Iit was almost midnight and we were sailing serenely along the Danube on a warm July evening under a full moon.
I should have enjoyed the moment, but I was increasingly worried as I rummaged in the boat for my teenage twin daughters who had vanished after leaving their room cards in the bar and, more worryingly, their beloved cell phones.
On a 124-passenger ship, I wouldn’t have thought this was possible, but after 20 minutes of searching, I warned the security officer who scanned the boat’s cameras to no avail.
The mystery was solved when other guests told me they had heard Dani and Holly’s British accents in a large group of American families sitting in a dark, unlit area of the upper deck. I had noticed the dark figures before, but it hadn’t occurred to me that the girls would be with them as they had never talked to this family before. When I politely protested, I was chastised for being “a helicopter parent”!

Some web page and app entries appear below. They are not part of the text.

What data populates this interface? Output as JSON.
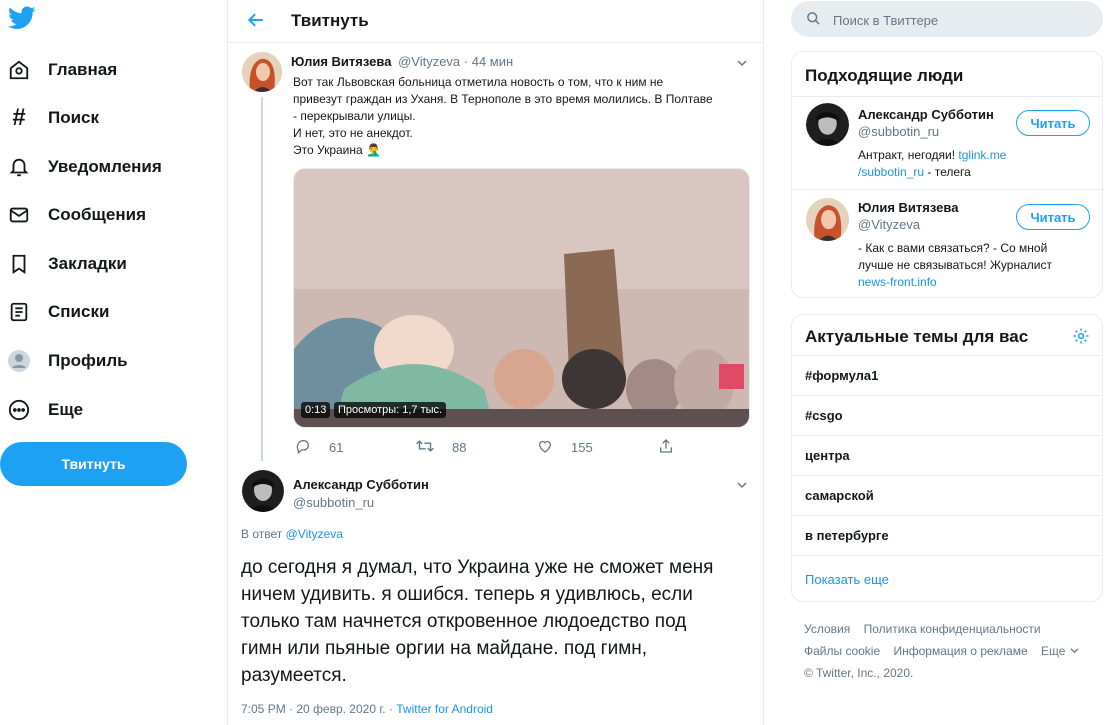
{
  "nav": {
    "items": [
      {
        "label": "Главная",
        "icon": "home-icon"
      },
      {
        "label": "Поиск",
        "icon": "hashtag-icon"
      },
      {
        "label": "Уведомления",
        "icon": "bell-icon"
      },
      {
        "label": "Сообщения",
        "icon": "mail-icon"
      },
      {
        "label": "Закладки",
        "icon": "bookmark-icon"
      },
      {
        "label": "Списки",
        "icon": "list-icon"
      },
      {
        "label": "Профиль",
        "icon": "profile-icon"
      },
      {
        "label": "Еще",
        "icon": "more-icon"
      }
    ],
    "tweet_button": "Твитнуть"
  },
  "header": {
    "title": "Твитнуть"
  },
  "main_tweet": {
    "name": "Юлия Витязева",
    "handle": "@Vityzeva",
    "time": "· 44 мин",
    "lines": [
      "Вот так Львовская больница отметила новость о том, что к ним не",
      "привезут граждан из Уханя. В Тернополе в это время молились. В Полтаве",
      "- перекрывали улицы.",
      "И нет, это не анекдот.",
      "Это Украина 🤦‍♂️"
    ],
    "video": {
      "duration": "0:13",
      "views": "Просмотры: 1,7 тыс."
    },
    "replies": "61",
    "retweets": "88",
    "likes": "155"
  },
  "reply_tweet": {
    "name": "Александр Субботин",
    "handle": "@subbotin_ru",
    "reply_prefix": "В ответ",
    "reply_to": "@Vityzeva",
    "lines": [
      "до сегодня я думал, что Украина уже не сможет меня",
      "ничем удивить. я ошибся. теперь я удивлюсь, если",
      "только там начнется откровенное людоедство под",
      "гимн или пьяные оргии на майдане. под гимн,",
      "разумеется."
    ],
    "meta": "7:05 PM · 20 февр. 2020 г. · ",
    "source": "Twitter for Android"
  },
  "search": {
    "placeholder": "Поиск в Твиттере"
  },
  "who_to_follow": {
    "title": "Подходящие люди",
    "people": [
      {
        "name": "Александр Субботин",
        "handle": "@subbotin_ru",
        "follow_label": "Читать",
        "bio_text": "Антракт, негодяи! ",
        "bio_link1": "tglink.me",
        "bio_link2": "/subbotin_ru",
        "bio_tail": " - телега"
      },
      {
        "name": "Юлия Витязева",
        "handle": "@Vityzeva",
        "follow_label": "Читать",
        "bio_line1": "- Как с вами связаться? - Со мной",
        "bio_line2": "лучше не связываться! Журналист",
        "bio_link": "news-front.info"
      }
    ]
  },
  "trends": {
    "title": "Актуальные темы для вас",
    "items": [
      "#формула1",
      "#csgo",
      "центра",
      "самарской",
      "в петербурге"
    ],
    "show_more": "Показать еще"
  },
  "footer": {
    "terms": "Условия",
    "privacy": "Политика конфиденциальности",
    "cookies": "Файлы cookie",
    "ads": "Информация о рекламе",
    "more": "Еще",
    "copyright": "© Twitter, Inc., 2020."
  },
  "colors": {
    "accent": "#1da1f2",
    "link": "#1b95e0",
    "text": "#14171a",
    "muted": "#657786",
    "border": "#e6ecf0"
  }
}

But I was glad that they made friends on this family-centered Uniworld “Generations” cruise as there were nearly 30 minors under 18, mostly teenagers and tweens: the best age to make the most of this experience. There were also some multi-generational groups, the largest of which was an American family of 17 led by Orlando’s grandparents.